▸ Problem requirements: Make an exact copy of the records, leaving out the images.
---*---
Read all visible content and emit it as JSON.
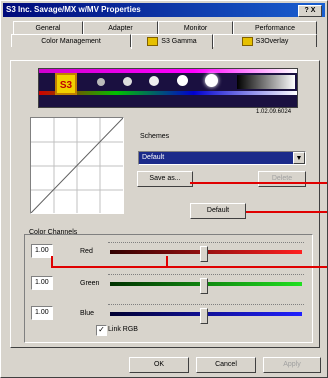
{
  "window": {
    "title": "S3 Inc. Savage/MX w/MV Properties",
    "title_buttons": "? X"
  },
  "tabs": {
    "row1": [
      "General",
      "Adapter",
      "Monitor",
      "Performance"
    ],
    "row2": [
      "Color Management",
      "S3 Gamma",
      "S3Overlay"
    ]
  },
  "banner": {
    "logo": "S3",
    "version": "1.02.09.6024"
  },
  "schemes": {
    "label": "Schemes",
    "selected": "Default",
    "save_as": "Save as...",
    "delete": "Delete"
  },
  "default_button": "Default",
  "color_channels": {
    "label": "Color Channels",
    "red": {
      "label": "Red",
      "value": "1.00",
      "level": 0.5
    },
    "green": {
      "label": "Green",
      "value": "1.00",
      "level": 0.5
    },
    "blue": {
      "label": "Blue",
      "value": "1.00",
      "level": 0.5
    },
    "link_rgb": "Link RGB",
    "link_rgb_checked": true
  },
  "footer": {
    "ok": "OK",
    "cancel": "Cancel",
    "apply": "Apply"
  }
}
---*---
▸ Answer section:
Read all visible content and emit it as JSON.
{
  "window": {
    "title": "S3 Inc. Savage/MX w/MV Properties",
    "title_buttons": "? X"
  },
  "tabs": {
    "row1": [
      "General",
      "Adapter",
      "Monitor",
      "Performance"
    ],
    "row2": [
      "Color Management",
      "S3 Gamma",
      "S3Overlay"
    ]
  },
  "banner": {
    "logo": "S3",
    "version": "1.02.09.6024"
  },
  "schemes": {
    "label": "Schemes",
    "selected": "Default",
    "save_as": "Save as...",
    "delete": "Delete"
  },
  "default_button": "Default",
  "color_channels": {
    "label": "Color Channels",
    "red": {
      "label": "Red",
      "value": "1.00",
      "level": 0.5
    },
    "green": {
      "label": "Green",
      "value": "1.00",
      "level": 0.5
    },
    "blue": {
      "label": "Blue",
      "value": "1.00",
      "level": 0.5
    },
    "link_rgb": "Link RGB",
    "link_rgb_checked": true
  },
  "footer": {
    "ok": "OK",
    "cancel": "Cancel",
    "apply": "Apply"
  }
}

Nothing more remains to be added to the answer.